Among other relatively low-profile artists that Foster has singled out are Prudencio Irazabal, Gotthard Graubner and Yoon Heechang. The delicately nuanced colour in these works – particularly those by Irazabal, which recall certain watercolours by William Tillyer – have little to do with Modernist art and architecture.
On the other hand, we find Max Bill’s blocky geometries and a big anodised aluminium tank by Donald Judd in the same gallery; watercolours by Henry Moore in another; and a space that gathers Juan Asencio’s exquisite, Brancusi-like forms, Equipo 57’s sinuously twisting pieces, and Richard Serra’s brutish Two Plate Prop from 1982.
The curation is quite orderly. In Room 21, for example, Foster has put together Sol LeWitt’s Modular Cube, Marc Vaux’s E3.1, two pieces by Philippe Decrauzat that explore V-forms, and rosewood sculptures by Ai Wei Wei that are very like Bucky Balls.

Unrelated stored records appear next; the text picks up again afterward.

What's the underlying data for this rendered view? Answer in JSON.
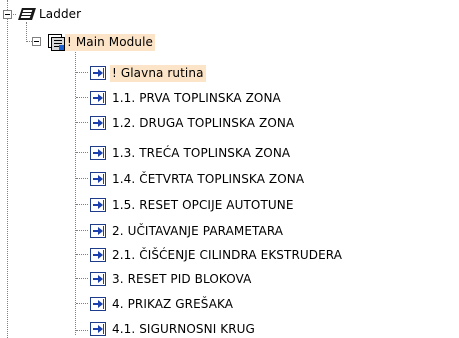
{
  "tree": {
    "root": {
      "label": "Ladder",
      "icon": "ladder-icon",
      "expanded": true
    },
    "module": {
      "label": "! Main Module",
      "icon": "module-icon",
      "expanded": true,
      "highlighted": true
    },
    "routines": [
      {
        "label": "! Glavna rutina",
        "icon": "routine-icon",
        "highlighted": true
      },
      {
        "label": "1.1. PRVA TOPLINSKA ZONA",
        "icon": "routine-icon"
      },
      {
        "label": "1.2. DRUGA TOPLINSKA ZONA",
        "icon": "routine-icon"
      },
      {
        "label": "1.3. TREĆA TOPLINSKA ZONA",
        "icon": "routine-icon"
      },
      {
        "label": "1.4. ČETVRTA TOPLINSKA ZONA",
        "icon": "routine-icon"
      },
      {
        "label": "1.5. RESET OPCIJE AUTOTUNE",
        "icon": "routine-icon"
      },
      {
        "label": "2. UČITAVANJE PARAMETARA",
        "icon": "routine-icon"
      },
      {
        "label": "2.1. ČIŠĆENJE CILINDRA EKSTRUDERA",
        "icon": "routine-icon"
      },
      {
        "label": "3. RESET PID BLOKOVA",
        "icon": "routine-icon"
      },
      {
        "label": "4. PRIKAZ GREŠAKA",
        "icon": "routine-icon"
      },
      {
        "label": "4.1. SIGURNOSNI KRUG",
        "icon": "routine-icon"
      }
    ],
    "colors": {
      "highlight": "#fce4c8",
      "tree_line": "#808080",
      "routine_icon": "#1a40b0"
    }
  }
}
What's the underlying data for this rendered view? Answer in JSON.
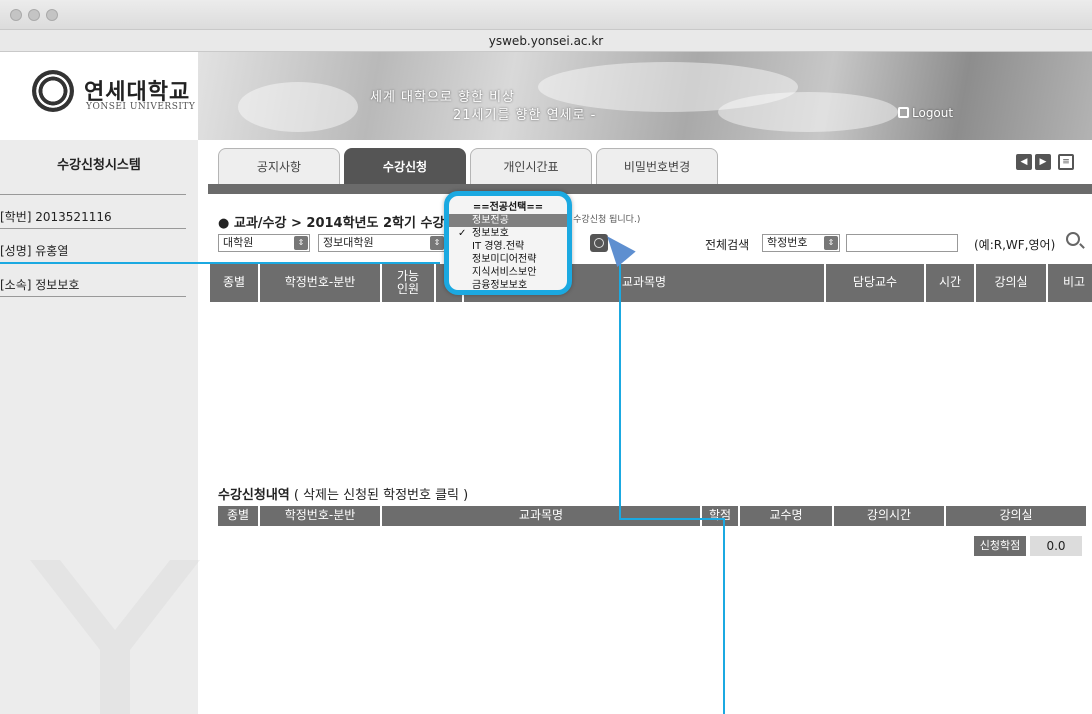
{
  "browser": {
    "url": "ysweb.yonsei.ac.kr"
  },
  "header": {
    "logo_ko": "연세대학교",
    "logo_en": "YONSEI UNIVERSITY",
    "slogan_line1": "세계 대학으로 향한 비상",
    "slogan_line2": "21세기를 향한 연세로 -",
    "logout": "Logout"
  },
  "sidebar": {
    "title": "수강신청시스템",
    "student_id": "[학번] 2013521116",
    "name": "[성명] 유홍열",
    "dept": "[소속] 정보보호"
  },
  "tabs": [
    "공지사항",
    "수강신청",
    "개인시간표",
    "비밀번호변경"
  ],
  "active_tab": "수강신청",
  "breadcrumb": "● 교과/수강 > 2014학년도 2학기 수강",
  "breadcrumb_note": "면 수강신청 됩니다.)",
  "filters": {
    "level": "대학원",
    "school": "정보대학원",
    "search_label": "전체검색",
    "search_type": "학정번호",
    "search_value": "",
    "hint": "(예:R,WF,영어)"
  },
  "course_table": {
    "columns": [
      "종별",
      "학정번호-분반",
      "가능\n인원",
      "",
      "교과목명",
      "담당교수",
      "시간",
      "강의실",
      "비고"
    ]
  },
  "registered": {
    "title": "수강신청내역",
    "subtitle": " ( 삭제는 신청된 학정번호 클릭 )",
    "columns": [
      "종별",
      "학정번호-분반",
      "교과목명",
      "학점",
      "교수명",
      "강의시간",
      "강의실"
    ],
    "credit_label": "신청학점",
    "credit_value": "0.0"
  },
  "major_dropdown": {
    "options": [
      "==전공선택==",
      "정보전공",
      "정보보호",
      "IT 경영.전략",
      "정보미디어전략",
      "지식서비스보안",
      "금융정보보호"
    ],
    "highlighted": "정보전공",
    "checked": "정보보호"
  },
  "colors": {
    "callout": "#1ba9e1",
    "header_gray": "#6d6d6d"
  }
}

In Room 16, we find works by Terence Haggerty, Bridget Riley and Corsin Fontana – Op Art central, as it were.
The Swiss artist, Not Vital, gives us an architectural anorak moment
There are one or two surprises: gangling, vividly coloured sculptures by Alexander Calder, and a playfully shattered object, Cuarteto Rebelde, by the Cuban collective, Los Carpinteros. The Swiss artist, Not Vital, gives us an architectural anorak moment. His marble and plaster Dali Stones take the form of deeply punched round and angular windows, with faux mountain views. They immediately recall the apertures at Ronchamp, or St Pierre church, Firminy. Not Vital’s light-catchers are typical in historic farm buildings in the Lower Engadine valley.
The Nîmes show puts Foster on the spot in terms of so-called relational aesthetics. He quotes the critic Hal Foster as saying that ‘the [art] institution may overshadow the work that it otherwise highlights: it becomes the spectacle, it collects the cultural capital, and the director-curator becomes the star.’
How does an architect counter this Tate Modern or Bilbao iconisation of the encounter with art? Museums of the future, Norman Foster suggests, will have big multi-purpose social spaces at their heart, connected with the civic realm. These core spaces would be girdled by galleries and there would be large, flexible spaces for experimental and media installations. In the meantime, he’s making do with a glinting, mod-classical building in Nîmes.
- Jay Merrick is the architecture critic of the Independent
Moving: Norman Foster on Art, Carré d’Art Museum of Contemporary Art, Nîmes, France, 3 May to 15 September. A 420-page exhibition catalogue is published by Ivorypress